Your car’s clock didn’t break. Okay, here’s where I try to explain what I’ve learned:

Time is the 4th dimension of space. You can’t really picture this like you can picture the 3D world around you, but it’s there and all intertwined with speed. I like this explanation: Time and Speed have a set quota to reach that will always be the same. If there is no Speed (as in your best friend who is just standing around not moving) then Time gets to fill up the quota itself–so Time will move fastest if there is no Speed. When you start putting Speed in the mix, there is less Time, so Time will start moving slower. So if you end up going the speed of light Time will pretty much stand still because Speed has filled up the quota.

So even though your car doesn’t go anywhere near the speed of light, over time your car’s clock will still run slow.

And that is what I’ve learned.

War and Peace Saturday: Chapters 332-338

I’d gotten my hopes up last week, only to have them crushed again this week. We were back to general war-talk with uninteresting characters. The war is kind of over. The Emperor comes to survey things. Kutuzov is criticized, retreats and dies. Interestingly, a Count Tolstoy is mentioned. Could this be a cameo from our author? (I actually have no idea if he was even alive during this conflict to be present–maybe a father/grandfather cameo?)
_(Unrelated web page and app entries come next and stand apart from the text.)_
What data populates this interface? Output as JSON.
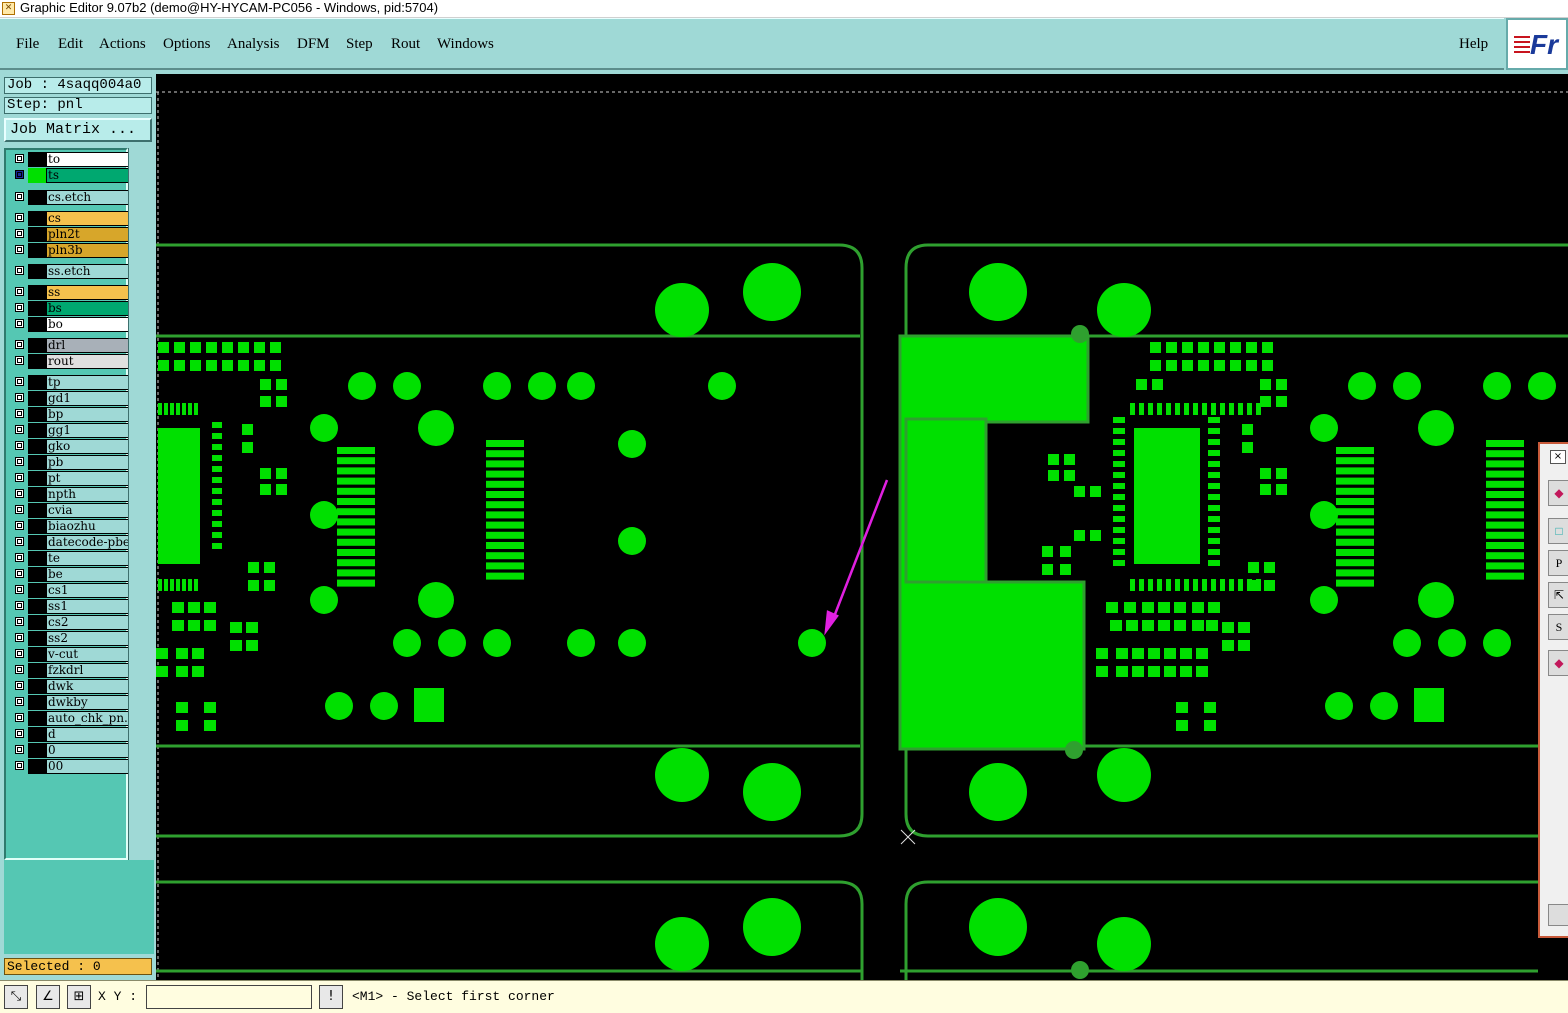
{
  "window": {
    "title": "Graphic Editor 9.07b2 (demo@HY-HYCAM-PC056 - Windows, pid:5704)"
  },
  "menu": {
    "items": [
      "File",
      "Edit",
      "Actions",
      "Options",
      "Analysis",
      "DFM",
      "Step",
      "Rout",
      "Windows"
    ],
    "help": "Help",
    "brand": "Fr"
  },
  "job": {
    "label": "Job : 4saqq004a0",
    "step": "Step: pnl",
    "matrix_button": "Job Matrix ..."
  },
  "layers": [
    {
      "name": "to",
      "color": "#ffffff"
    },
    {
      "name": "ts",
      "color": "#00a870",
      "active": true
    },
    {
      "name": "cs.etch",
      "color": "#9fd9d6"
    },
    {
      "name": "cs",
      "color": "#f5c14d"
    },
    {
      "name": "pln2t",
      "color": "#d7a62a"
    },
    {
      "name": "pln3b",
      "color": "#d7a62a"
    },
    {
      "name": "ss.etch",
      "color": "#9fd9d6"
    },
    {
      "name": "ss",
      "color": "#f5c14d"
    },
    {
      "name": "bs",
      "color": "#00a870"
    },
    {
      "name": "bo",
      "color": "#ffffff"
    },
    {
      "name": "drl",
      "color": "#a8b0b8"
    },
    {
      "name": "rout",
      "color": "#e0e0e0"
    },
    {
      "name": "tp",
      "color": "#9fd9d6"
    },
    {
      "name": "gd1",
      "color": "#9fd9d6"
    },
    {
      "name": "bp",
      "color": "#9fd9d6"
    },
    {
      "name": "gg1",
      "color": "#9fd9d6"
    },
    {
      "name": "gko",
      "color": "#9fd9d6"
    },
    {
      "name": "pb",
      "color": "#9fd9d6"
    },
    {
      "name": "pt",
      "color": "#9fd9d6"
    },
    {
      "name": "npth",
      "color": "#9fd9d6"
    },
    {
      "name": "cvia",
      "color": "#9fd9d6"
    },
    {
      "name": "biaozhu",
      "color": "#9fd9d6"
    },
    {
      "name": "datecode-pbe",
      "color": "#9fd9d6"
    },
    {
      "name": "te",
      "color": "#9fd9d6"
    },
    {
      "name": "be",
      "color": "#9fd9d6"
    },
    {
      "name": "cs1",
      "color": "#9fd9d6"
    },
    {
      "name": "ss1",
      "color": "#9fd9d6"
    },
    {
      "name": "cs2",
      "color": "#9fd9d6"
    },
    {
      "name": "ss2",
      "color": "#9fd9d6"
    },
    {
      "name": "v-cut",
      "color": "#9fd9d6"
    },
    {
      "name": "fzkdrl",
      "color": "#9fd9d6"
    },
    {
      "name": "dwk",
      "color": "#9fd9d6"
    },
    {
      "name": "dwkby",
      "color": "#9fd9d6"
    },
    {
      "name": "auto_chk_pn.",
      "color": "#9fd9d6"
    },
    {
      "name": "d",
      "color": "#9fd9d6"
    },
    {
      "name": "0",
      "color": "#9fd9d6"
    },
    {
      "name": "00",
      "color": "#9fd9d6"
    }
  ],
  "selection": {
    "text": "Selected : 0"
  },
  "status": {
    "xy_label": "X Y :",
    "xy_value": "",
    "prompt": "<M1> - Select first corner"
  },
  "toolbox": {
    "buttons": [
      "P",
      "S"
    ]
  },
  "colors": {
    "board": "#00e000",
    "outline": "#2fa02f",
    "annotation": "#e020e0",
    "panel": "#9fd9d6"
  }
}
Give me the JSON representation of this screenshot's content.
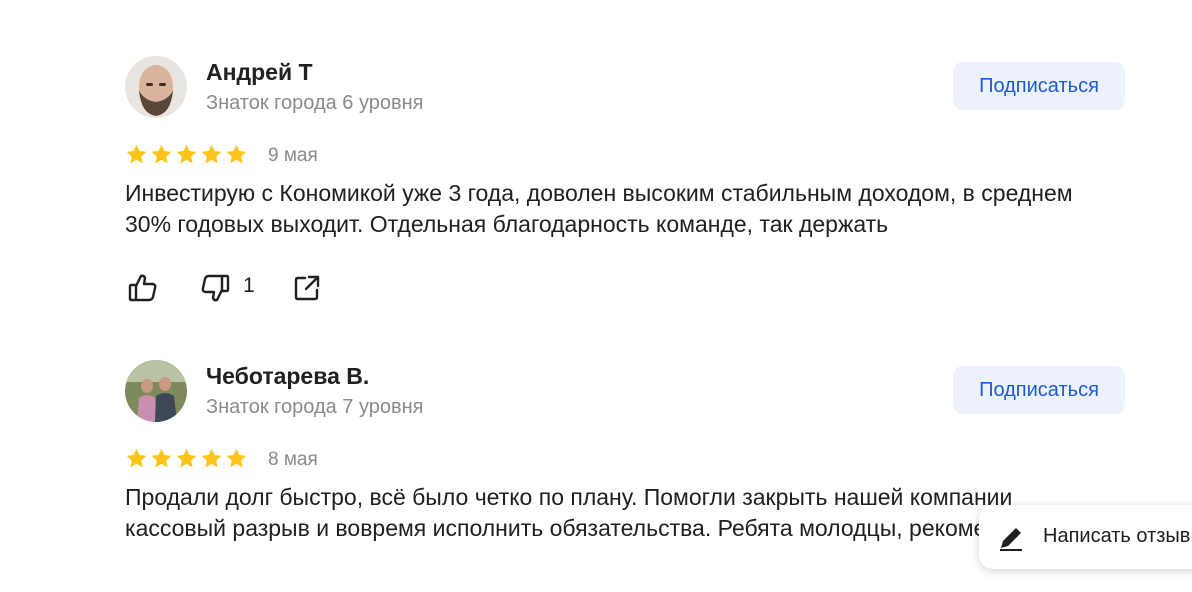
{
  "reviews": [
    {
      "author": "Андрей Т",
      "level": "Знаток города 6 уровня",
      "subscribe_label": "Подписаться",
      "rating": 5,
      "date": "9 мая",
      "text": "Инвестирую с Кономикой уже 3 года, доволен высоким стабильным доходом, в среднем 30% годовых выходит. Отдельная благодарность команде, так держать",
      "dislikes": "1"
    },
    {
      "author": "Чеботарева В.",
      "level": "Знаток города 7 уровня",
      "subscribe_label": "Подписаться",
      "rating": 5,
      "date": "8 мая",
      "text": "Продали долг быстро, всё было четко по плану. Помогли закрыть нашей компании кассовый разрыв и вовремя исполнить обязательства. Ребята молодцы, рекомендую."
    }
  ],
  "write_review_label": "Написать отзыв",
  "icons": {
    "star": "star-icon",
    "like": "thumbs-up-icon",
    "dislike": "thumbs-down-icon",
    "share": "share-icon",
    "pen": "pen-icon"
  },
  "colors": {
    "star": "#fcc419",
    "accent": "#1a5bd6",
    "button_bg": "#ecf1fb",
    "muted": "#8a8a8a"
  }
}
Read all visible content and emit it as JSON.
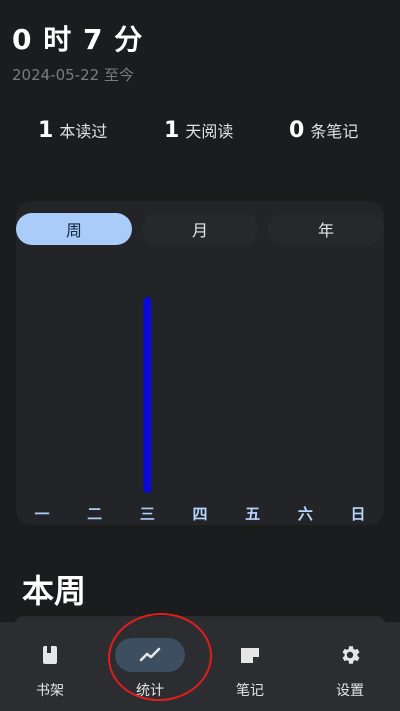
{
  "header": {
    "total_time": "0 时 7 分",
    "since": "2024-05-22 至今"
  },
  "stats": [
    {
      "num": "1",
      "label": "本读过"
    },
    {
      "num": "1",
      "label": "天阅读"
    },
    {
      "num": "0",
      "label": "条笔记"
    }
  ],
  "periods": {
    "week": "周",
    "month": "月",
    "year": "年",
    "selected": "周"
  },
  "chart_data": {
    "type": "bar",
    "categories": [
      "一",
      "二",
      "三",
      "四",
      "五",
      "六",
      "日"
    ],
    "values": [
      0,
      0,
      7,
      0,
      0,
      0,
      0
    ],
    "highlight_color": "#0a0ad8",
    "label_dim_color": "#a9cdf8"
  },
  "section": {
    "title": "本周"
  },
  "nav": {
    "items": [
      {
        "label": "书架",
        "icon": "book-icon"
      },
      {
        "label": "统计",
        "icon": "trending-icon"
      },
      {
        "label": "笔记",
        "icon": "note-icon"
      },
      {
        "label": "设置",
        "icon": "gear-icon"
      }
    ],
    "active": "统计"
  },
  "colors": {
    "background": "#1b1c1e",
    "card": "#222428",
    "accent": "#a9cdf8",
    "annotation": "#e11d1d"
  }
}
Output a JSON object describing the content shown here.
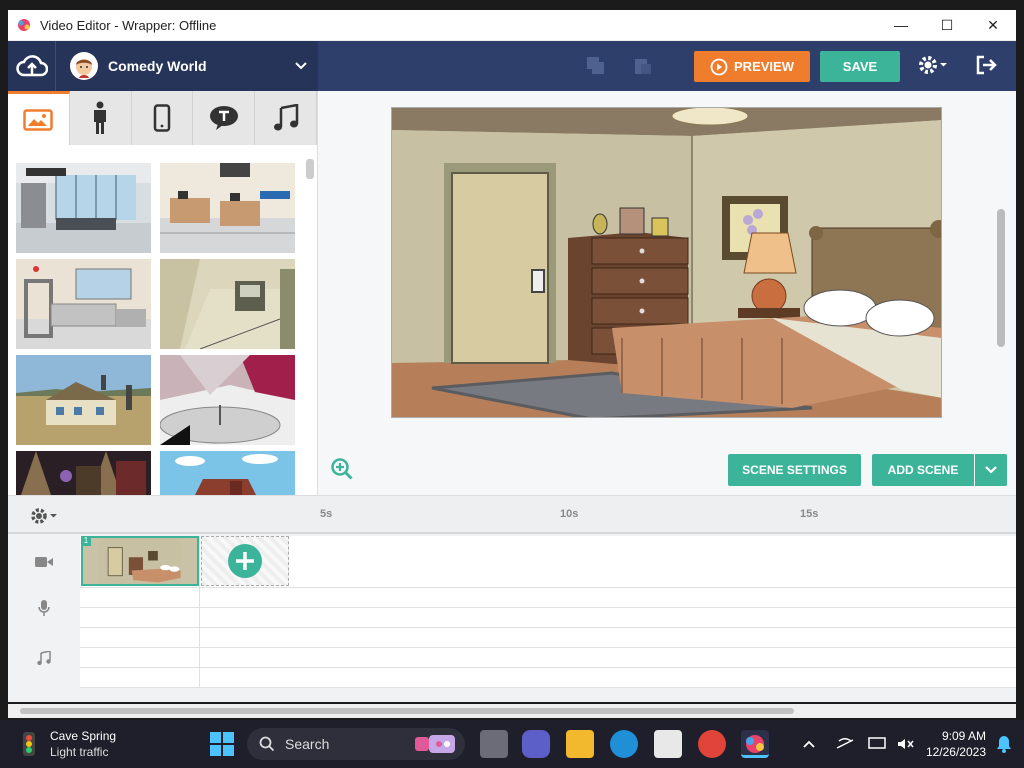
{
  "window": {
    "title": "Video Editor - Wrapper: Offline"
  },
  "topbar": {
    "theme_name": "Comedy World",
    "preview_label": "PREVIEW",
    "save_label": "SAVE"
  },
  "stage": {
    "scene_settings_label": "SCENE SETTINGS",
    "add_scene_label": "ADD SCENE"
  },
  "timeline": {
    "ruler": [
      "5s",
      "10s",
      "15s"
    ],
    "scene_number": "1"
  },
  "taskbar": {
    "weather_location": "Cave Spring",
    "weather_condition": "Light traffic",
    "search_label": "Search",
    "time": "9:09 AM",
    "date": "12/26/2023"
  },
  "colors": {
    "nav": "#2f3f6b",
    "preview": "#f07d2e",
    "save": "#3cb49a",
    "accent": "#3cb49a"
  }
}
Then we get one chapter of Pierre, who is recovering under the care of his faithful servants. He’s found God, for real this time, apparently.

Now that Kutuzov is dead I have higher hopes for the rest of the chapters to be focused on the characters I am interested in instead of politics and war and stuff. I’m hoping to hear about Nick Rostov…

Distractions

A moment ago I decided to play a game of Mahjong on my computer while I was trying to think of a post to write (this one). When I finished I wasn’t any closer to getting an idea, but I still felt playing some games, which then gave me the idea of this post. So technically the game helped, I guess.

I am easily distracted by games and hobbies. I work on my many projects with quite a bit of dedication, even if that project is whatever Zelda game is out at the time. And though these distractions take away time I could be writing or reading or doing stuff for work, they are often what I look forward to the most. Knitting has also been a fun distraction for me. If I don’t have a specific knitting project I’ll make a pair of mittens to take to school to loan out, and I’ve had fun experimenting with color combinations and trying to get the size ratio just right.

So I am all for distractions because when I don’t distract myself enough I get stressed out, and that is not good. Yay distractions!